Image Image Image Image Image Image Image Image Image

28 Jun

By

Challenges for governance in the Internet of Things

June 28, 2017 | By |

Image by Paula Vermeulen via Unsplash

I’d like to share 3 short stories that demonstrate just a few of the challenges of governance for IoT.

1) In the fall of 2016 Facebook, Twitter, Netflix and other popular consumer websites were temporarily shut down in a so-called Distributed Denial of Service (DDoS) attack. This isn’t unusual in itself—it happens all the time in smaller scale. What WAS unusual was the attack vector: For the first time, a large-scale DDoS attack was driven by IoT products, mainly cheap, unsecured, internet-connected CCTV cameras. Who suffers the consequences? Who’s responsible? Who’s liable?

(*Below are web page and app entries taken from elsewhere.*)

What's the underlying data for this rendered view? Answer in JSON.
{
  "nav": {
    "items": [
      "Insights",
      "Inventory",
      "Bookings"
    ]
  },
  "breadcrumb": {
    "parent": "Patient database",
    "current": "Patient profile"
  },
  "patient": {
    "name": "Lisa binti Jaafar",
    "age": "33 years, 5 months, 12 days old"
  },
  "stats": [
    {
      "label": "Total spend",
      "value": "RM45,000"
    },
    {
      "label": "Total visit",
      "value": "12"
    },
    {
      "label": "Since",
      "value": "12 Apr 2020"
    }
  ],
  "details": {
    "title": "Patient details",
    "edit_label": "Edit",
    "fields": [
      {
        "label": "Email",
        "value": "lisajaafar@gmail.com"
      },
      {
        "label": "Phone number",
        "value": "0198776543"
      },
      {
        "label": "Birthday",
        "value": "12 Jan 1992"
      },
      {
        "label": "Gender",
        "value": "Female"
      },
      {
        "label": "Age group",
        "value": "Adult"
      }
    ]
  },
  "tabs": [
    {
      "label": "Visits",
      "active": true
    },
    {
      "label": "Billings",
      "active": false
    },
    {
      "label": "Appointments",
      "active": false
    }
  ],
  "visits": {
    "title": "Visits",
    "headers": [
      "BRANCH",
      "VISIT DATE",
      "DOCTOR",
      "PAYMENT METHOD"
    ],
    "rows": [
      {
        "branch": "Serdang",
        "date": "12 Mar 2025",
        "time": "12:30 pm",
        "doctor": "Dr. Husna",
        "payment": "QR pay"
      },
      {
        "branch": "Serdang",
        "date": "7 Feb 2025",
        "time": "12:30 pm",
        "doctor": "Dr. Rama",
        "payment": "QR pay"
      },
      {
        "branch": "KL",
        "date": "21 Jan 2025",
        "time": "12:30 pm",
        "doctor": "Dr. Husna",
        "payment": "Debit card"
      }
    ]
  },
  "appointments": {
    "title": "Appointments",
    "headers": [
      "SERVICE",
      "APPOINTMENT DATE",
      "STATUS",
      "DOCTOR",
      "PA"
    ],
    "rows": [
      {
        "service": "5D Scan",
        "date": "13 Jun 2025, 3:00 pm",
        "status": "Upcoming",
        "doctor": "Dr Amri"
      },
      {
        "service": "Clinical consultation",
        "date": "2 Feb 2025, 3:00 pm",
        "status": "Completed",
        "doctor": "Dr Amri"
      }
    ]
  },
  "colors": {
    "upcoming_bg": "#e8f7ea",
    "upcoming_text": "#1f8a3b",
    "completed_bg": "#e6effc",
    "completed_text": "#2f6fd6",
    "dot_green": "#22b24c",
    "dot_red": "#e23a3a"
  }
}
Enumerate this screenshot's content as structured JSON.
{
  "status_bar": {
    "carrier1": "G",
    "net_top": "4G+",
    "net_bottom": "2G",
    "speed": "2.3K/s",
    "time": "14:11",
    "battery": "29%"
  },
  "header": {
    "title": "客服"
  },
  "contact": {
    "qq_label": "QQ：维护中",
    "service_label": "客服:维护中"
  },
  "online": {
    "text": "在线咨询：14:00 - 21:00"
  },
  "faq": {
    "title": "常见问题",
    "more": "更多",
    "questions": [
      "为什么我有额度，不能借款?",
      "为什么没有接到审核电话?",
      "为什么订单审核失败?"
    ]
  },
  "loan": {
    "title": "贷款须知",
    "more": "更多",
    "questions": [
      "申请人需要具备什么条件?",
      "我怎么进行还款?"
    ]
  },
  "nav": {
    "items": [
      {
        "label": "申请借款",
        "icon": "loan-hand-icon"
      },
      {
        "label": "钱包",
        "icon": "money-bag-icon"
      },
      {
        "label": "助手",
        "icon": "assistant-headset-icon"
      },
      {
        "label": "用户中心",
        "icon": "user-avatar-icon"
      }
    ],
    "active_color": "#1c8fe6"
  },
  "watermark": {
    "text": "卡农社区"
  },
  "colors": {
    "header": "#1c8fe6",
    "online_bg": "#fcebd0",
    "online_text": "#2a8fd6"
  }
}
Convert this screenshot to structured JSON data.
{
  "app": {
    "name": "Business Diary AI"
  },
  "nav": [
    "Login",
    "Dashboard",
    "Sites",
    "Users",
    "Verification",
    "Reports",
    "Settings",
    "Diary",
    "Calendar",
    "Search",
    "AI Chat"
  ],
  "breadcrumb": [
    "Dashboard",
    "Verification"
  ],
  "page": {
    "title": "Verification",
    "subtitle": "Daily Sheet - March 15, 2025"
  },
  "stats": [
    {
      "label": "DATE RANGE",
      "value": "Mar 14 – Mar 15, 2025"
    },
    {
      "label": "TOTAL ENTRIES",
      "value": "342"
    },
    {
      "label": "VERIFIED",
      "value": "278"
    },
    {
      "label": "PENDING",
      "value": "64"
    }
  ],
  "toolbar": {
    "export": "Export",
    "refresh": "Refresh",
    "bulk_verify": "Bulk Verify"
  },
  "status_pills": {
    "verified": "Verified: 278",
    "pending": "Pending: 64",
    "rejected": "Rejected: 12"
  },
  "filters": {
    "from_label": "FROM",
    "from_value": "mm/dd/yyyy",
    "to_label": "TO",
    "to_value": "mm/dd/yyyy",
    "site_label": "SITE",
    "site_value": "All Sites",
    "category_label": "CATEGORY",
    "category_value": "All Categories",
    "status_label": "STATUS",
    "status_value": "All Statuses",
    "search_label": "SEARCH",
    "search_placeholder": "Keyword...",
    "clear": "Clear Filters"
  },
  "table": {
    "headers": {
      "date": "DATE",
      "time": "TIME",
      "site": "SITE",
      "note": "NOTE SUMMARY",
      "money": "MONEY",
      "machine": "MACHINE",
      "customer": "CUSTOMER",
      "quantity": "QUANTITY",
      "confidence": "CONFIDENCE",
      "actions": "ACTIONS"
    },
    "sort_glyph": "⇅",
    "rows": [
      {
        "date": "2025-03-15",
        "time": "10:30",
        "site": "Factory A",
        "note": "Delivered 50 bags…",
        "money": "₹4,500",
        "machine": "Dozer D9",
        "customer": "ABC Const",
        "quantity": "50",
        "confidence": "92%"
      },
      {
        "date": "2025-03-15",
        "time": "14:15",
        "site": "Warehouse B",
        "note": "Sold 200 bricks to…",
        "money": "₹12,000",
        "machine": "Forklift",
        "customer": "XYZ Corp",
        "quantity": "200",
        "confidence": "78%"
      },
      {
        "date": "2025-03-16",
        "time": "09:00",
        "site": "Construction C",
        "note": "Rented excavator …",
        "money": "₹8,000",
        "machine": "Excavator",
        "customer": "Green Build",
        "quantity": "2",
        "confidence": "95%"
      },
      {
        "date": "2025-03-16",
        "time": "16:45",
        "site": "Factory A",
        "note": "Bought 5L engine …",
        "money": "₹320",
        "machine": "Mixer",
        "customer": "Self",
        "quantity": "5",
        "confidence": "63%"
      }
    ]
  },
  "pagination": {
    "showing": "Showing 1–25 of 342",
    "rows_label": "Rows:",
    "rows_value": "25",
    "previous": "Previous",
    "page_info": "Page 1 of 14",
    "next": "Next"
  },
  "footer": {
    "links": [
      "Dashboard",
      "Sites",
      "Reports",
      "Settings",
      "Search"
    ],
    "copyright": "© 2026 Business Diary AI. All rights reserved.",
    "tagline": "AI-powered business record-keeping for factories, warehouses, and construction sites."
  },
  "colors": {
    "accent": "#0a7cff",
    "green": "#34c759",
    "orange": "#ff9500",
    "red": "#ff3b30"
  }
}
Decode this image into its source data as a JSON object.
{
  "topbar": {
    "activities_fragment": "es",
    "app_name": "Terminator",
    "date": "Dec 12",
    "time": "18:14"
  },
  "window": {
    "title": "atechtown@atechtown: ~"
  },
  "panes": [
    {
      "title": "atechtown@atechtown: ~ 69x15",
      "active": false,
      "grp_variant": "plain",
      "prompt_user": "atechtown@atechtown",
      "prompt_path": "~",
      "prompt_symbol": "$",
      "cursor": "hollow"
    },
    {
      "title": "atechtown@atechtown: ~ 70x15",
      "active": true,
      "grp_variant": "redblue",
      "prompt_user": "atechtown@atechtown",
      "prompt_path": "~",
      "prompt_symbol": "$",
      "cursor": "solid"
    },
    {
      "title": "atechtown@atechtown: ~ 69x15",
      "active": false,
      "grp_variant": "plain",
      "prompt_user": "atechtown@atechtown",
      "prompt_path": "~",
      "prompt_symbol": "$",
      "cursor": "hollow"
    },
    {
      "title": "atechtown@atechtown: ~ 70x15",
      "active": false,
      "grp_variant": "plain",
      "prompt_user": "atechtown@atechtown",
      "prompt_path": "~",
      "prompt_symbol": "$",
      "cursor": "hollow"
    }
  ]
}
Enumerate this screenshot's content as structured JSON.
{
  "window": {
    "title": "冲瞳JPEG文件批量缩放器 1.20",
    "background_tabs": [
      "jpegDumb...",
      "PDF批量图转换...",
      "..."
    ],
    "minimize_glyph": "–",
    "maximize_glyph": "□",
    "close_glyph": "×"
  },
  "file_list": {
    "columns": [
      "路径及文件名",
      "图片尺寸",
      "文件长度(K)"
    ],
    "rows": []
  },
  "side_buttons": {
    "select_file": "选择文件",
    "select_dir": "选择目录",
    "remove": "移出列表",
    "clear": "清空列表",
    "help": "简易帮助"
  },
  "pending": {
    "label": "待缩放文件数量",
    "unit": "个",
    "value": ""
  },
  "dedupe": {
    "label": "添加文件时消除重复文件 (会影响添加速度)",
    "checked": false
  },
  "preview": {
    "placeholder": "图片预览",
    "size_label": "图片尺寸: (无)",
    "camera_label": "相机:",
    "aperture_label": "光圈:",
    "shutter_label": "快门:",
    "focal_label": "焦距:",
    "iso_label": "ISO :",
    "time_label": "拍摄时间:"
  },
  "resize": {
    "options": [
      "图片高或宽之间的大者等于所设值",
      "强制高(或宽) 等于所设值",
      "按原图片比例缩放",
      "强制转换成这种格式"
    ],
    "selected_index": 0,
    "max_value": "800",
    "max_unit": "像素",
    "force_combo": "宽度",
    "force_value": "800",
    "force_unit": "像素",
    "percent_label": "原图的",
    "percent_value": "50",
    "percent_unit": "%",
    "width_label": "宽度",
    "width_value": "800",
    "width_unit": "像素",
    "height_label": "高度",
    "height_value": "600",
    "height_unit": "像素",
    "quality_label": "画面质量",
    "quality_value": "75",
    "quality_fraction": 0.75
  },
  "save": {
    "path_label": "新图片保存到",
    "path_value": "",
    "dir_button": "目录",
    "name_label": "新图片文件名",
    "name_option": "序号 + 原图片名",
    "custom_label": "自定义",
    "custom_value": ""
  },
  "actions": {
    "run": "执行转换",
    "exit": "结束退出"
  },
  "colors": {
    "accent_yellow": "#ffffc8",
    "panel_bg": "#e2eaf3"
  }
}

2) As part of the European Digital Single Market, the EU just passed the The General Data Protection Regulation, or GDPR for short. It’s is designed to enable individuals to better control their personal data. However, experts around the globe are scrambling to figure out how this applied to the IoT: Almost certainly, a lot of the type of data collection and personalization that’s part of consumer IoT products falls squarely under the GDPR. What will IoT-related services look like 5 years from now? Is it going to be different services depending on where you are? Based on where your provider is? Based on where your residency is? Or will it just stay the same?

3) In 2015, Mount Sinai Hospital in New York launched an interesting research project called Deep Patient. They applied artificial intelligence (AI) techniques—concretely machine learning algorithms—to analyze their patient records for patterns. It turned out that these algorithms were extremely good at predicting certain medical conditions; much better than human doctors. But it wasn’t clear how they got to these predictions. Is it responsible to act on medical predictions if the doctors don’t know what they’re based on? Is it responsible not to? How do we deal with intelligence and data that we don’t understand? What if our fridges, cars, or smartphones knew better what’s good for us than we do?

These 3 short stories demonstrate how wide the range of questions is that we face in IoT. The width and depth of this range makes questions of governance more than just a little tricky.

Image: Paula Vermeulen, Unsplash